== Exercise materials

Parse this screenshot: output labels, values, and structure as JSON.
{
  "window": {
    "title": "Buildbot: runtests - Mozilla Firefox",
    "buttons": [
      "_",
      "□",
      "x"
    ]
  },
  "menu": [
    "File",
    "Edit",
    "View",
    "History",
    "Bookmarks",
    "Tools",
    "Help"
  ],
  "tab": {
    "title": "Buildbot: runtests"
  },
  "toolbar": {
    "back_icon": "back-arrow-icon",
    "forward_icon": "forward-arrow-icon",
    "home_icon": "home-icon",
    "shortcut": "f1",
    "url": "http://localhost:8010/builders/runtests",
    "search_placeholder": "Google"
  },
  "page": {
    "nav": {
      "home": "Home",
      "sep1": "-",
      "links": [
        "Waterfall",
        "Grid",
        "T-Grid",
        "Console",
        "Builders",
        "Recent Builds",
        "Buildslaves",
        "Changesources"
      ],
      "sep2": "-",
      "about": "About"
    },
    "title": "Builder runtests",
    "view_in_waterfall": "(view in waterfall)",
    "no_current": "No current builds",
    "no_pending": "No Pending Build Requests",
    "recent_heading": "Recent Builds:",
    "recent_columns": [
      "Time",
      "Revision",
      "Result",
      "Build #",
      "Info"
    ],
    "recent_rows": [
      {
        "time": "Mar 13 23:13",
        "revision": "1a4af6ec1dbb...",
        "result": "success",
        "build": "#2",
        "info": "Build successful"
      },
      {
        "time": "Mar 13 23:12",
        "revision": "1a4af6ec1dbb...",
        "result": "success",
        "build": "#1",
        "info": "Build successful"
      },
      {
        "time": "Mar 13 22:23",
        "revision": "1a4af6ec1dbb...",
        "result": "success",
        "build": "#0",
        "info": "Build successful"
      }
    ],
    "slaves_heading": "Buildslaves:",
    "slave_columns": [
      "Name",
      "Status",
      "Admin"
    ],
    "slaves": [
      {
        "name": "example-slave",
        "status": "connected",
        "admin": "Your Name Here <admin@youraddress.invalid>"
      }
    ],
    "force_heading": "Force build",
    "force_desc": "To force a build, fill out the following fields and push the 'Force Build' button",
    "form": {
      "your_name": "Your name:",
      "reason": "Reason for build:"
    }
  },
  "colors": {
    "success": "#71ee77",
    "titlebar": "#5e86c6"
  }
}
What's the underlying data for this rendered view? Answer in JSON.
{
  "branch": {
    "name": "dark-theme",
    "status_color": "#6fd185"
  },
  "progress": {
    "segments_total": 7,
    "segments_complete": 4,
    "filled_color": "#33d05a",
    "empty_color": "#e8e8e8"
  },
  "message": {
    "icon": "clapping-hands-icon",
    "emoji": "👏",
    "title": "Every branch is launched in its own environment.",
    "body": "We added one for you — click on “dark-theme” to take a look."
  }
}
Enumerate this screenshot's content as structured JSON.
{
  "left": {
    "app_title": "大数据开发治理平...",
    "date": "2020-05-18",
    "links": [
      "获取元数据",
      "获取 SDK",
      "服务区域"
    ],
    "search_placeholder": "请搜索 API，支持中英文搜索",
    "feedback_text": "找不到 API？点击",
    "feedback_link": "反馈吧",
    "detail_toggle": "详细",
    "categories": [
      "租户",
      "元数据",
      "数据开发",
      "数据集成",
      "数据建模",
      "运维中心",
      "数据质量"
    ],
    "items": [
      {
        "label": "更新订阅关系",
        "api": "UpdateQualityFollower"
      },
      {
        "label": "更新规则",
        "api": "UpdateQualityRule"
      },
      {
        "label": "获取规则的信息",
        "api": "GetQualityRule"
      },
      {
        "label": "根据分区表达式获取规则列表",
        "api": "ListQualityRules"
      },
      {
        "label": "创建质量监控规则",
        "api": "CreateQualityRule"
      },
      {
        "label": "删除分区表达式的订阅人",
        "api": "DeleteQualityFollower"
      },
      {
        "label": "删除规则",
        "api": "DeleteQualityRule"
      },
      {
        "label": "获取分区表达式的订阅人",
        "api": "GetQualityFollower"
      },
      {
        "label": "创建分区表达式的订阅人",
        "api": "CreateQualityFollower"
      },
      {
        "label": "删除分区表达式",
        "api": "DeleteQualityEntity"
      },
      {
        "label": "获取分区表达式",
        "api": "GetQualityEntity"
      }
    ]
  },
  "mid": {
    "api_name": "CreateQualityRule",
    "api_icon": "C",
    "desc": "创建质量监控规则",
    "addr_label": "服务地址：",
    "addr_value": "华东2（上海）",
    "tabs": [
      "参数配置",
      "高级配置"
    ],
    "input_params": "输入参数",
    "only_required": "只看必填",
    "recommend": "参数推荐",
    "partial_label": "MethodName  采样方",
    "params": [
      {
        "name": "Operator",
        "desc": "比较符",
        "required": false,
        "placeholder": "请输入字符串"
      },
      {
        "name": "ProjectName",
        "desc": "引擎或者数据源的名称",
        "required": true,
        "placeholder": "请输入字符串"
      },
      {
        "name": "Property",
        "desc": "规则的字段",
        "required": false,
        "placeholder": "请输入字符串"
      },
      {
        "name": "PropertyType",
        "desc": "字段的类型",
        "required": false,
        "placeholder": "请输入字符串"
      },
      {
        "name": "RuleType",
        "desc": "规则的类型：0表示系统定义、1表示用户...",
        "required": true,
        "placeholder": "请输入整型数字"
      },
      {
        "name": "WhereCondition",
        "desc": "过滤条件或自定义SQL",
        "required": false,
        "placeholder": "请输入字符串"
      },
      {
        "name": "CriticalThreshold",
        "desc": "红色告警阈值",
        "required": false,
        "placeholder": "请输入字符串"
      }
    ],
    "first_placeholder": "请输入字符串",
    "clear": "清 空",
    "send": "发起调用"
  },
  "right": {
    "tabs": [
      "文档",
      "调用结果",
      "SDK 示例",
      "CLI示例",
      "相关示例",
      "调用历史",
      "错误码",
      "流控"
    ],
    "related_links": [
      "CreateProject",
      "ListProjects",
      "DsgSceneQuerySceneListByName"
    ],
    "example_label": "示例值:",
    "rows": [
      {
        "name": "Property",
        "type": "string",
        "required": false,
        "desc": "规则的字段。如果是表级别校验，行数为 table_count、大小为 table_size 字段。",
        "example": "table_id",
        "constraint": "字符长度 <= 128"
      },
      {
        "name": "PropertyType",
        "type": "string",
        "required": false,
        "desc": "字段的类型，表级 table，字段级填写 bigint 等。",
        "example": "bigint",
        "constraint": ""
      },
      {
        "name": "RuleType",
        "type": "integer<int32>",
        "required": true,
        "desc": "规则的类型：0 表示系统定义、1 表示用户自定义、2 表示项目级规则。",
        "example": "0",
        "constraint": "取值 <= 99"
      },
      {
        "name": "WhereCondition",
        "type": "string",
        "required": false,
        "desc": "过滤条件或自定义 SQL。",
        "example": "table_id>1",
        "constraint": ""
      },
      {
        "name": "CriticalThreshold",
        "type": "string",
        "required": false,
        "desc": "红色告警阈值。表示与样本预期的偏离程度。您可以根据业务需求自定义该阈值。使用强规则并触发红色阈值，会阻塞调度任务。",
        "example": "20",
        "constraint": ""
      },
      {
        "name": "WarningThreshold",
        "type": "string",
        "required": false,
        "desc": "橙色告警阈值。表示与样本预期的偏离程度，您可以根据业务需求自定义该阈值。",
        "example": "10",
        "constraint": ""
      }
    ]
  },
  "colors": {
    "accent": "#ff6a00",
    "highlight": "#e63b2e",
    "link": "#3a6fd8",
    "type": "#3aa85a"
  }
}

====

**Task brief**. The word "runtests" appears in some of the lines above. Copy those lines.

**Result of the task**.
    "title": "Buildbot: runtests - Mozilla Firefox",
    "title": "Buildbot: runtests"
    "url": "http://localhost:8010/builders/runtests",
    "title": "Builder runtests",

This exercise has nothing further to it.